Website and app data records
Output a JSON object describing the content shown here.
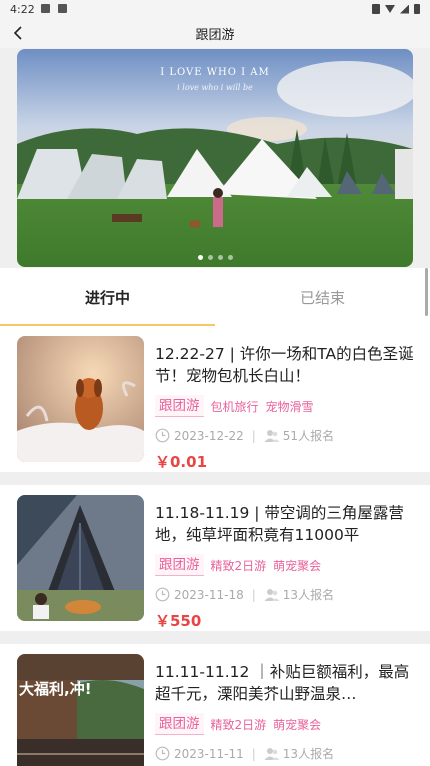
{
  "status_bar": {
    "time": "4:22"
  },
  "nav": {
    "title": "跟团游"
  },
  "banner": {
    "headline": "I LOVE WHO I AM",
    "subline": "i love who i will be",
    "slide_count": 4,
    "active_slide": 1
  },
  "tabs": [
    {
      "label": "进行中",
      "active": true
    },
    {
      "label": "已结束",
      "active": false
    }
  ],
  "trips": [
    {
      "title": "12.22-27 | 许你一场和TA的白色圣诞节！宠物包机长白山！",
      "main_tag": "跟团游",
      "sub_tags": [
        "包机旅行",
        "宠物滑雪"
      ],
      "date": "2023-12-22",
      "signups": "51人报名",
      "price": "￥0.01"
    },
    {
      "title": "11.18-11.19 | 带空调的三角屋露营地，纯草坪面积竟有11000平",
      "main_tag": "跟团游",
      "sub_tags": [
        "精致2日游",
        "萌宠聚会"
      ],
      "date": "2023-11-18",
      "signups": "13人报名",
      "price": "￥550"
    },
    {
      "title": "11.11-11.12 ｜补贴巨额福利，最高超千元，溧阳美芥山野温泉…",
      "main_tag": "跟团游",
      "sub_tags": [
        "精致2日游",
        "萌宠聚会"
      ],
      "date": "2023-11-11",
      "signups": "13人报名",
      "price": "",
      "thumb_text": "大福利,冲!"
    }
  ],
  "colors": {
    "accent_tab": "#f7c766",
    "tag_pink": "#e8629b",
    "price_red": "#e84545"
  }
}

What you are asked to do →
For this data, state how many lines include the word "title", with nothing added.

Output below →
4